However, what truly piqued my interest is what Google refers to as “Audio Magic Eraser.” Just as the Magic Eraser can remove unwanted elements from images, this innovative tool can diminish background noise in your videos. During a demonstration, I watched a sample video featuring a street performer playing an instrument while a blaring siren passed by, overwhelming the music. After applying the Audio Magic Eraser, the sound of the passing vehicle was noticeably reduced. While it wasn’t completely eliminated, it became significantly less distracting.
Numerous other features are making their way to the Pixel 8 series. These include an enhanced “Best Take” function, which allows you to select your preferred shot of each person in a group photo. Additionally, the Magic Editor, which was unveiled at Google I/O earlier this year, will be available when the new flagships launch. On the camera front, the Pixel 8 Pro’s 10.5MP selfie camera is gaining autofocus, while the standard Pixel 8 also features a 10.5MP selfie sensor but with fixed focus.
Moving beyond cameras, Assistant, and the temperature sensor, there are several noteworthy updates across the Pixel 8 series. Face Unlock, for instance, now meets Google’s stringent internal security standards, making it suitable for tasks like authenticating mobile payments or logging into apps. This expanded functionality is made possible by the Tensor G3 chip found in both phones, which also powers features such as the Audio Magic Eraser and enhanced spam call filtering.

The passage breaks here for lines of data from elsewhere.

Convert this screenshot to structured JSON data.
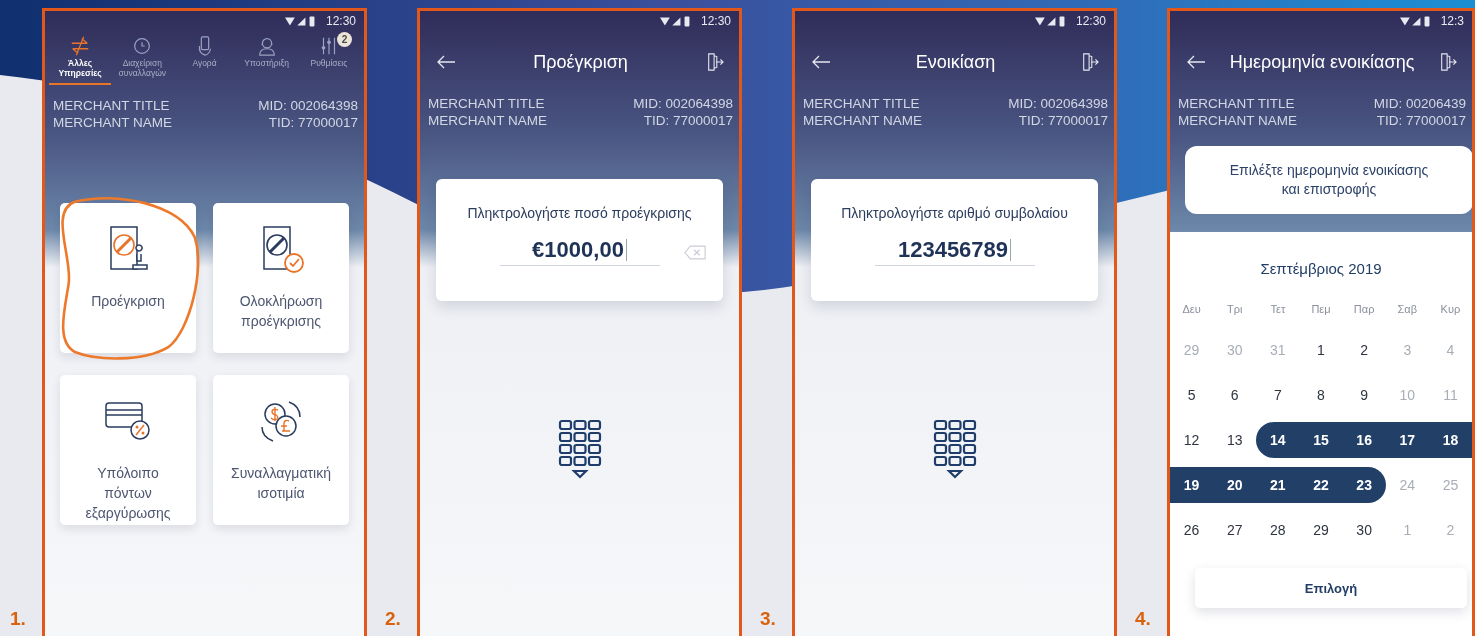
{
  "steps": [
    {
      "number": "1.",
      "kind": "menu",
      "status_time": "12:30",
      "merchant": {
        "title": "MERCHANT TITLE",
        "name": "MERCHANT NAME",
        "mid": "MID: 002064398",
        "tid": "TID: 77000017"
      },
      "tabs": [
        {
          "label": "Άλλες Υπηρεσίες",
          "selected": true
        },
        {
          "label": "Διαχείριση συναλλαγών",
          "selected": false
        },
        {
          "label": "Αγορά",
          "selected": false
        },
        {
          "label": "Υποστήριξη",
          "selected": false
        },
        {
          "label": "Ρυθμίσεις",
          "selected": false,
          "badge": "2"
        }
      ],
      "tiles": [
        {
          "label": "Προέγκριση",
          "highlighted": true
        },
        {
          "label": "Ολοκλήρωση προέγκρισης",
          "highlighted": false
        },
        {
          "label": "Υπόλοιπο πόντων εξαργύρωσης",
          "highlighted": false
        },
        {
          "label": "Συναλλαγματική ισοτιμία",
          "highlighted": false
        }
      ]
    },
    {
      "number": "2.",
      "kind": "entry",
      "status_time": "12:30",
      "title": "Προέγκριση",
      "merchant": {
        "title": "MERCHANT TITLE",
        "name": "MERCHANT NAME",
        "mid": "MID: 002064398",
        "tid": "TID: 77000017"
      },
      "prompt": "Πληκτρολογήστε ποσό προέγκρισης",
      "value": "€1000,00",
      "clear_button": true
    },
    {
      "number": "3.",
      "kind": "entry",
      "status_time": "12:30",
      "title": "Ενοικίαση",
      "merchant": {
        "title": "MERCHANT TITLE",
        "name": "MERCHANT NAME",
        "mid": "MID: 002064398",
        "tid": "TID: 77000017"
      },
      "prompt": "Πληκτρολογήστε αριθμό συμβολαίου",
      "value": "123456789",
      "clear_button": false
    },
    {
      "number": "4.",
      "kind": "calendar",
      "status_time": "12:3",
      "title": "Ημερομηνία ενοικίασης",
      "merchant": {
        "title": "MERCHANT TITLE",
        "name": "MERCHANT NAME",
        "mid": "MID: 00206439",
        "tid": "TID: 77000017"
      },
      "instruction": "Επιλέξτε ημερομηνία ενοικίασης και επιστροφής",
      "month": "Σεπτέμβριος 2019",
      "weekdays": [
        "Δευ",
        "Τρι",
        "Τετ",
        "Πεμ",
        "Παρ",
        "Σαβ",
        "Κυρ"
      ],
      "days": [
        {
          "label": "29",
          "disabled": true,
          "selected": false
        },
        {
          "label": "30",
          "disabled": true,
          "selected": false
        },
        {
          "label": "31",
          "disabled": true,
          "selected": false
        },
        {
          "label": "1",
          "disabled": false,
          "selected": false
        },
        {
          "label": "2",
          "disabled": false,
          "selected": false
        },
        {
          "label": "3",
          "disabled": true,
          "selected": false
        },
        {
          "label": "4",
          "disabled": true,
          "selected": false
        },
        {
          "label": "5",
          "disabled": false,
          "selected": false
        },
        {
          "label": "6",
          "disabled": false,
          "selected": false
        },
        {
          "label": "7",
          "disabled": false,
          "selected": false
        },
        {
          "label": "8",
          "disabled": false,
          "selected": false
        },
        {
          "label": "9",
          "disabled": false,
          "selected": false
        },
        {
          "label": "10",
          "disabled": true,
          "selected": false
        },
        {
          "label": "11",
          "disabled": true,
          "selected": false
        },
        {
          "label": "12",
          "disabled": false,
          "selected": false
        },
        {
          "label": "13",
          "disabled": false,
          "selected": false
        },
        {
          "label": "14",
          "disabled": false,
          "selected": true
        },
        {
          "label": "15",
          "disabled": false,
          "selected": true
        },
        {
          "label": "16",
          "disabled": false,
          "selected": true
        },
        {
          "label": "17",
          "disabled": false,
          "selected": true
        },
        {
          "label": "18",
          "disabled": false,
          "selected": true
        },
        {
          "label": "19",
          "disabled": false,
          "selected": true
        },
        {
          "label": "20",
          "disabled": false,
          "selected": true
        },
        {
          "label": "21",
          "disabled": false,
          "selected": true
        },
        {
          "label": "22",
          "disabled": false,
          "selected": true
        },
        {
          "label": "23",
          "disabled": false,
          "selected": true
        },
        {
          "label": "24",
          "disabled": true,
          "selected": false
        },
        {
          "label": "25",
          "disabled": true,
          "selected": false
        },
        {
          "label": "26",
          "disabled": false,
          "selected": false
        },
        {
          "label": "27",
          "disabled": false,
          "selected": false
        },
        {
          "label": "28",
          "disabled": false,
          "selected": false
        },
        {
          "label": "29",
          "disabled": false,
          "selected": false
        },
        {
          "label": "30",
          "disabled": false,
          "selected": false
        },
        {
          "label": "1",
          "disabled": true,
          "selected": false
        },
        {
          "label": "2",
          "disabled": true,
          "selected": false
        }
      ],
      "button": "Επιλογή"
    }
  ]
}
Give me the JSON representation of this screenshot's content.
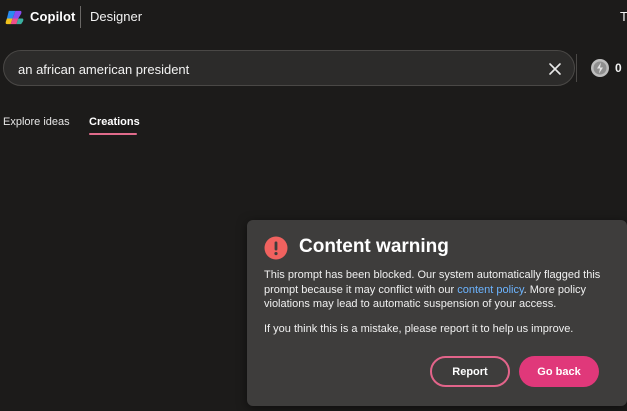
{
  "header": {
    "brand": "Copilot",
    "product": "Designer",
    "corner_text": "T"
  },
  "search": {
    "value": "an african american president",
    "boost_count": "0"
  },
  "tabs": [
    {
      "label": "Explore ideas",
      "active": false
    },
    {
      "label": "Creations",
      "active": true
    }
  ],
  "dialog": {
    "title": "Content warning",
    "body_before_link": "This prompt has been blocked. Our system automatically flagged this prompt because it may conflict with our ",
    "link_text": "content policy",
    "body_after_link": ". More policy violations may lead to automatic suspension of your access.",
    "body2": "If you think this is a mistake, please report it to help us improve.",
    "report_label": "Report",
    "back_label": "Go back"
  },
  "colors": {
    "background": "#1c1b1a",
    "dialog_bg": "#3e3d3c",
    "accent_pink": "#e0387a",
    "warning_red": "#f0625f",
    "link_blue": "#6cb4ff"
  },
  "icons": {
    "logo": "copilot-logo-icon",
    "clear": "close-icon",
    "boost": "boost-coin-icon",
    "warning": "exclamation-circle-icon"
  }
}
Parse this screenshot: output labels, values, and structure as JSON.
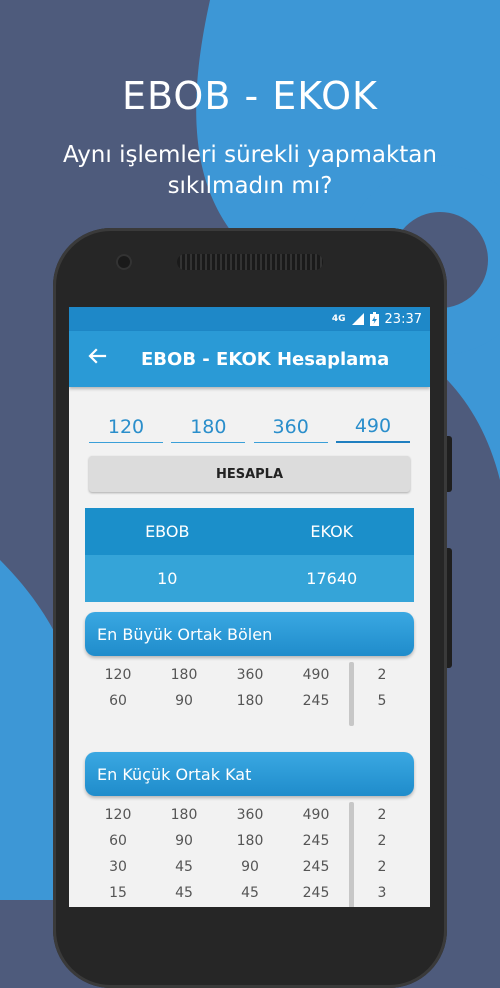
{
  "promo": {
    "title": "EBOB - EKOK",
    "subtitle_line1": "Aynı işlemleri sürekli yapmaktan",
    "subtitle_line2": "sıkılmadın mı?"
  },
  "status_bar": {
    "network": "4G",
    "time": "23:37"
  },
  "app_bar": {
    "title": "EBOB - EKOK Hesaplama"
  },
  "inputs": [
    "120",
    "180",
    "360",
    "490"
  ],
  "calculate_label": "HESAPLA",
  "result": {
    "headers": [
      "EBOB",
      "EKOK"
    ],
    "values": [
      "10",
      "17640"
    ]
  },
  "ebob_card": {
    "title": "En Büyük Ortak Bölen",
    "rows": [
      {
        "values": [
          "120",
          "180",
          "360",
          "490"
        ],
        "divisor": "2"
      },
      {
        "values": [
          "60",
          "90",
          "180",
          "245"
        ],
        "divisor": "5"
      }
    ]
  },
  "ekok_card": {
    "title": "En Küçük Ortak Kat",
    "rows": [
      {
        "values": [
          "120",
          "180",
          "360",
          "490"
        ],
        "divisor": "2"
      },
      {
        "values": [
          "60",
          "90",
          "180",
          "245"
        ],
        "divisor": "2"
      },
      {
        "values": [
          "30",
          "45",
          "90",
          "245"
        ],
        "divisor": "2"
      },
      {
        "values": [
          "15",
          "45",
          "45",
          "245"
        ],
        "divisor": "3"
      }
    ]
  },
  "colors": {
    "background": "#4e5b7c",
    "swirl": "#3d97d6",
    "app_bar": "#2a9ad6",
    "status_bar": "#1e88c8"
  }
}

While specific details about Tensor G3 remain limited at the moment, it promises to bring further enhancements to the Pixel experience.
Google is also introducing new display names for the Pixels – Actua for the smaller handset and Super Actua for the Pro model. Think of this as Google’s equivalent of Apple’s Retina and Super Retina displays. In practice, these names don’t signify much beyond Google’s use of its own software and processing to deliver brighter and sharper visuals.
In the current landscape of smartphone displays, it has become increasingly challenging for the average person to distinguish between a Super Retina and a Super Actua display, provided they are viewing the same content at the same brightness level. It’s worth noting that the Pixel 8 features a 6.2-inch screen with a 120Hz refresh rate, while the Pixel 8 Pro maintains the same 6.7-inch size with a slightly wider 20:9 aspect ratio (compared to last year’s 19.5:9). Additionally, the Pro models now sport a matte finish and come in colors like Bay (pastel blue), Porcelain (white), and Obsidian (black), while the smaller handset is offered in Rose (light peach) along with the black and white options.
As for aspects like battery life, performance, device grip, and heat management, a comprehensive evaluation will require real-world testing of the Pixel 8 and Pixel 8 Pro. Stay tuned for our forthcoming full review, where we will provide detailed insights into these aspects.